— What you will do —
Lines with "고려대학교": please show every one of them from the listing below.

— Input —
......

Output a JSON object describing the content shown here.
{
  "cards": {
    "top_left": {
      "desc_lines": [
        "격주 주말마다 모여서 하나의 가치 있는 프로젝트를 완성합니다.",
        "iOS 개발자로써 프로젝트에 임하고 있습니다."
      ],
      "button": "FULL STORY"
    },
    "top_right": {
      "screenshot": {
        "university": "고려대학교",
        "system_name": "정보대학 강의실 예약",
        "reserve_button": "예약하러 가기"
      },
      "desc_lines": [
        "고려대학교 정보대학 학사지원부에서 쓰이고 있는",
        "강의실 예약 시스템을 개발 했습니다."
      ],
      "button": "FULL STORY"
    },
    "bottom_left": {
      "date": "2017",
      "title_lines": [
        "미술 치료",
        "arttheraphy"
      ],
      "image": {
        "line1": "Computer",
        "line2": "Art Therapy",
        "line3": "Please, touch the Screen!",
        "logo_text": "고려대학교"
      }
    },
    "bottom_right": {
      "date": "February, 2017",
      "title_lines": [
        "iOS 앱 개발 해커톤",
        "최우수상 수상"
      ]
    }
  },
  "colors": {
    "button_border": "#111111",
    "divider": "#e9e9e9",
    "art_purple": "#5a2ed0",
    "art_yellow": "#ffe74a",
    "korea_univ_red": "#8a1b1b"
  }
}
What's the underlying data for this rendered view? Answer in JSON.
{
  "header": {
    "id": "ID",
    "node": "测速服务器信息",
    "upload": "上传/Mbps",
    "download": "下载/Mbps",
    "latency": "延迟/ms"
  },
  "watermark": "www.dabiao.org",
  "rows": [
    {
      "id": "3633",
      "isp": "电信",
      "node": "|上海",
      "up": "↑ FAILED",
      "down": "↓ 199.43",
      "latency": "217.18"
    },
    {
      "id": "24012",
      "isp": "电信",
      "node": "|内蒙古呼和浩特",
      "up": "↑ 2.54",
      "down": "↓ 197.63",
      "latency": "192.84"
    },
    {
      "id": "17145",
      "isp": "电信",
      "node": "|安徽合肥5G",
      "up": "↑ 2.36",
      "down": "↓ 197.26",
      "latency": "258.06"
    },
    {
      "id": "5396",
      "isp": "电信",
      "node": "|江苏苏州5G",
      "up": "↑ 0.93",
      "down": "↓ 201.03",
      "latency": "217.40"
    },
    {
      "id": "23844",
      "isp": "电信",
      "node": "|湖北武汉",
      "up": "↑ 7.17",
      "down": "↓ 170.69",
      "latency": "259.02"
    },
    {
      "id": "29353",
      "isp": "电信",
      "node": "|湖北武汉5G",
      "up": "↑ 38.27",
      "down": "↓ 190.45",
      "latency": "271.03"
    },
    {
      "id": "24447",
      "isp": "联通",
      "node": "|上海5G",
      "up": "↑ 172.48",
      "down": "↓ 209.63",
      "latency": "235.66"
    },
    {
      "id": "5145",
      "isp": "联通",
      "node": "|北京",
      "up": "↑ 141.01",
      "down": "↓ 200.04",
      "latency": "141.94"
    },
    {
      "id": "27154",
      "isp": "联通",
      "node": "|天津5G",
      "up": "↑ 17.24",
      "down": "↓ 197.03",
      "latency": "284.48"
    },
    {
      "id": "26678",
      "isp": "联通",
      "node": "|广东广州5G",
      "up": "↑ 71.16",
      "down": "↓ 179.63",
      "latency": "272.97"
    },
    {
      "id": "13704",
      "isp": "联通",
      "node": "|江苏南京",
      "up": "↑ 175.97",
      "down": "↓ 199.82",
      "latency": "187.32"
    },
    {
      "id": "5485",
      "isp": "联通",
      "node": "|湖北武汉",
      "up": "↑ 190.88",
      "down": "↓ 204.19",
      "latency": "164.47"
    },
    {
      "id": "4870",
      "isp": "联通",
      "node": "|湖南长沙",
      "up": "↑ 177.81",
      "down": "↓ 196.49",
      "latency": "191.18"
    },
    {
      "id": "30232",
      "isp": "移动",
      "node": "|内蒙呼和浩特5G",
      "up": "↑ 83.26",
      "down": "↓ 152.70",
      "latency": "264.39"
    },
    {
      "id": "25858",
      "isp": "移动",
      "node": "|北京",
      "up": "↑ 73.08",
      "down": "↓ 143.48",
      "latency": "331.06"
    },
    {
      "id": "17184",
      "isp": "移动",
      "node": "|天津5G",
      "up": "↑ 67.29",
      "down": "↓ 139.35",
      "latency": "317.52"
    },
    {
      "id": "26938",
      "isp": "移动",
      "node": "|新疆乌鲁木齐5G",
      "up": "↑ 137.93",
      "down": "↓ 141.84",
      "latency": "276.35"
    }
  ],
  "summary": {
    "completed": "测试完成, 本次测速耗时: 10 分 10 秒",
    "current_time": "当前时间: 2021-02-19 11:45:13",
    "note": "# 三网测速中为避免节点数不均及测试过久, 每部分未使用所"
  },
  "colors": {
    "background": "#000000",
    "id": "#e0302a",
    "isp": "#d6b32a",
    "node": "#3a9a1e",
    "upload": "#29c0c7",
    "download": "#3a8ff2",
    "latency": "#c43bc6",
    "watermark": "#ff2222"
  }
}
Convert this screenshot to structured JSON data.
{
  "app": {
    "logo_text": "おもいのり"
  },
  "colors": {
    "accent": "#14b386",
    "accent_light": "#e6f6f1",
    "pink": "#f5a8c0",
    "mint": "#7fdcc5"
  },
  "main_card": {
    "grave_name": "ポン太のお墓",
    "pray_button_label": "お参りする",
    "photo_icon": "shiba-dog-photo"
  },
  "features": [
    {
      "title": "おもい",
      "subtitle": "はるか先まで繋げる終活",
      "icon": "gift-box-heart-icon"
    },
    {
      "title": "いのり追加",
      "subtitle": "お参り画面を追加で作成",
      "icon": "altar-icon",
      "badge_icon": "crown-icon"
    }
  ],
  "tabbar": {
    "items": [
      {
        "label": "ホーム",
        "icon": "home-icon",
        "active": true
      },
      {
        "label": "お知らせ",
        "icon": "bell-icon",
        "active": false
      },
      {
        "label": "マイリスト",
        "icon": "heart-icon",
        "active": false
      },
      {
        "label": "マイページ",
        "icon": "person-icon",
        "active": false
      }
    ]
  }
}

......

— Task solution —
        "university": "고려대학교",
        "고려대학교 정보대학 학사지원부에서 쓰이고 있는",
        "logo_text": "고려대학교"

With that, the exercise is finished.